DATA FOR REVIEW:
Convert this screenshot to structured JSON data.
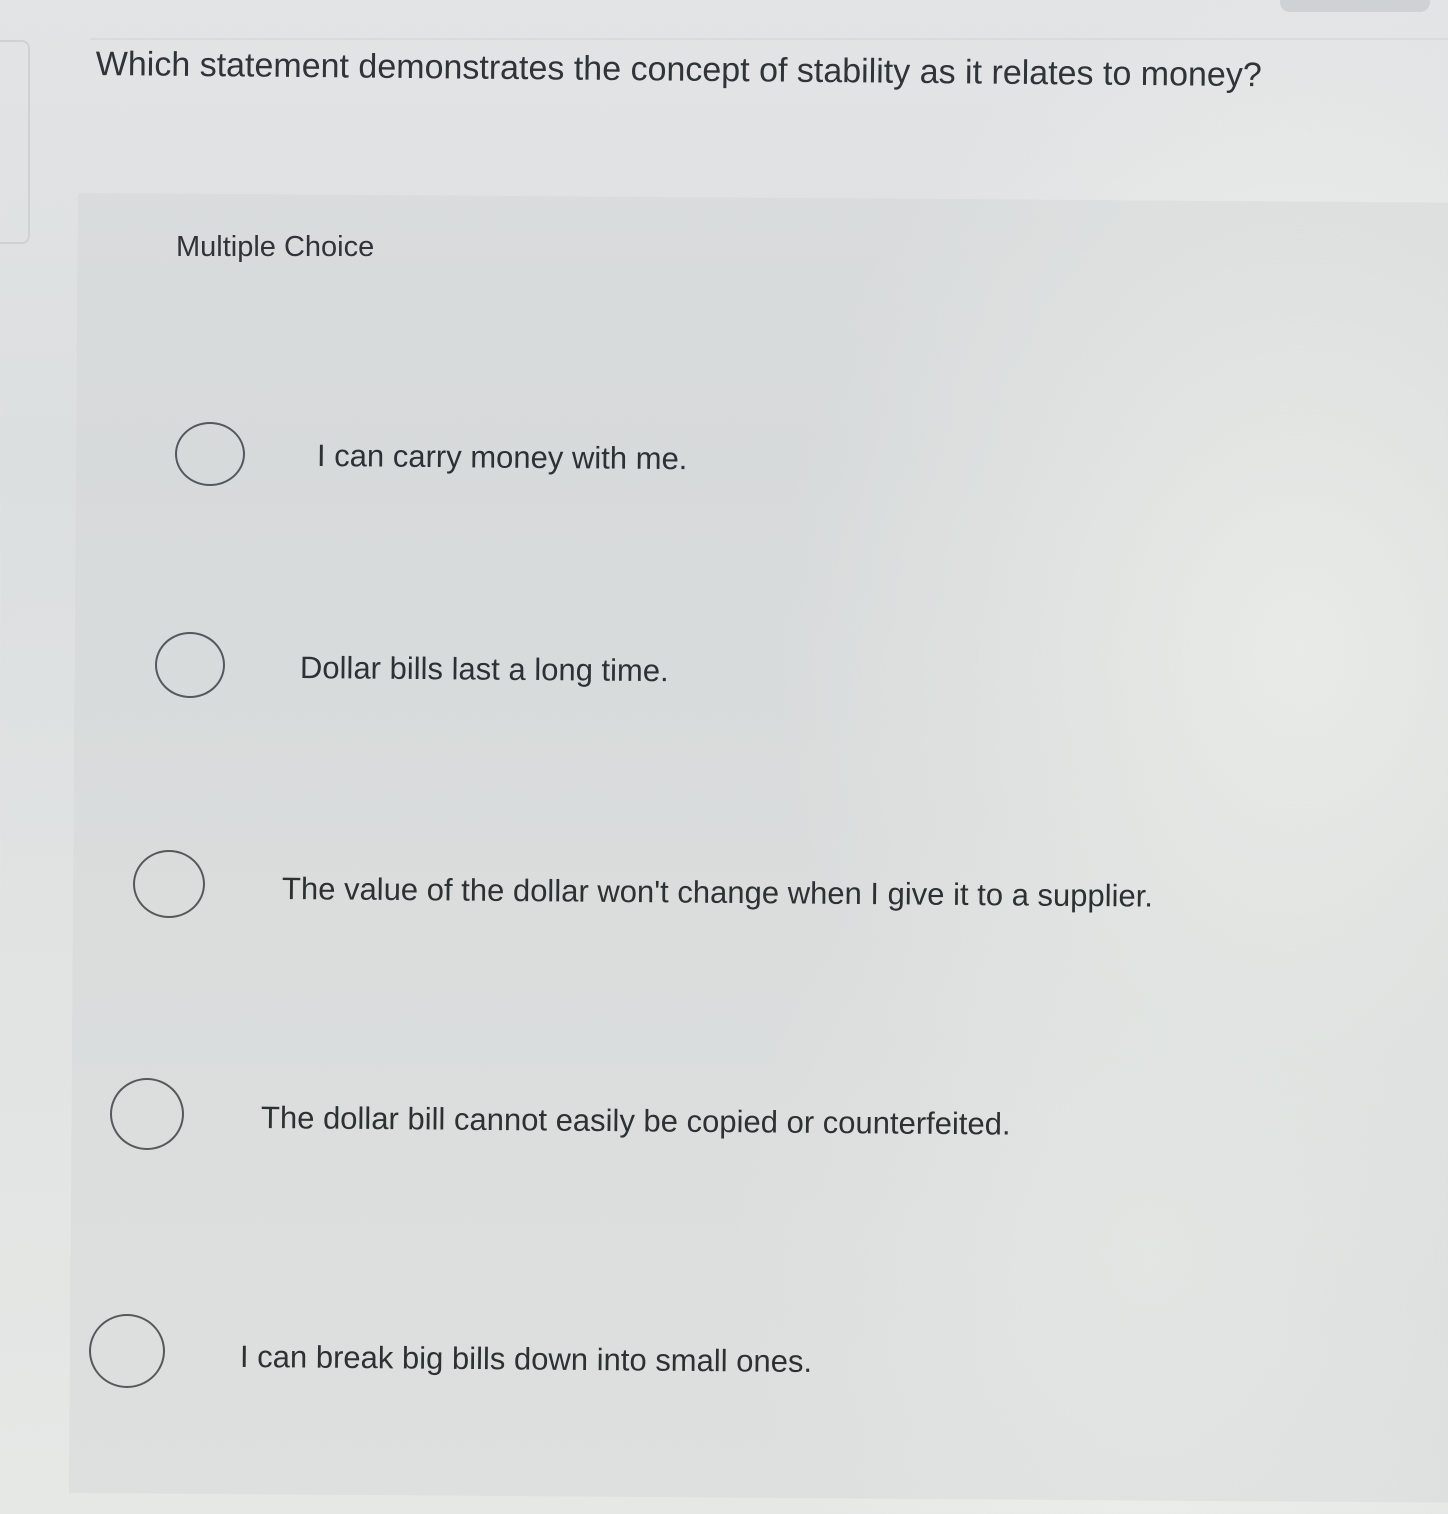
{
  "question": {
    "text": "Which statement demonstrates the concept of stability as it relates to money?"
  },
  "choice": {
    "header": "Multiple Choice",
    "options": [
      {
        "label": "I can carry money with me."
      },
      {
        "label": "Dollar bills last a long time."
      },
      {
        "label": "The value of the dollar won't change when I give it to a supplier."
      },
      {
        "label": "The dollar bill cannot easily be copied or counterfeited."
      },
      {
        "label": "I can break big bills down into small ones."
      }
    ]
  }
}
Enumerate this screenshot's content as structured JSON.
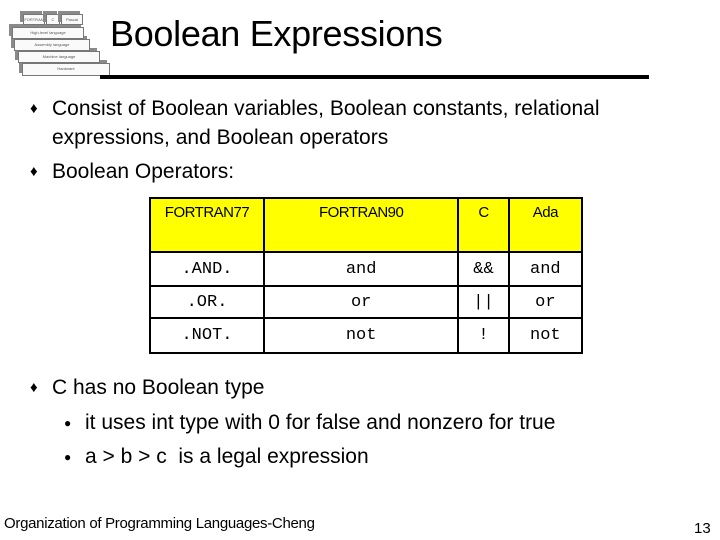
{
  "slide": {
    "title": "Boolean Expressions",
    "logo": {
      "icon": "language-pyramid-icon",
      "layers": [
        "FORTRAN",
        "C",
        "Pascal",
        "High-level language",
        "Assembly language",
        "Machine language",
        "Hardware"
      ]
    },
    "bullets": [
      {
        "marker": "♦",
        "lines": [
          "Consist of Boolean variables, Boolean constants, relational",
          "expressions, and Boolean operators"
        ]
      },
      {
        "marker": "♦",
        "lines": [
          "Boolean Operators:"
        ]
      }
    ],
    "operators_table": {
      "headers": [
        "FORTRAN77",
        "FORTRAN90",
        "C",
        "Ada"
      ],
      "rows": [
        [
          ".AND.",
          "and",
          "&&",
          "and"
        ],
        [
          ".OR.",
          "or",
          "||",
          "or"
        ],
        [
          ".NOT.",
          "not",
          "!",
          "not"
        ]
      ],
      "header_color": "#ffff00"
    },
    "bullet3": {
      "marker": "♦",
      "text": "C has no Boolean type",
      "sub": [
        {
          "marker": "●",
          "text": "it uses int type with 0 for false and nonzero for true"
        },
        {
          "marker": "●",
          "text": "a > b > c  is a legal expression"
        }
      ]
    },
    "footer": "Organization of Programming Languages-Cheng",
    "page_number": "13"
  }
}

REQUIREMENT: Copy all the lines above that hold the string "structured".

WRITTEN REPLY:
Convert this screenshot to structured JSON data.
Enumerate this screenshot's content as structured JSON.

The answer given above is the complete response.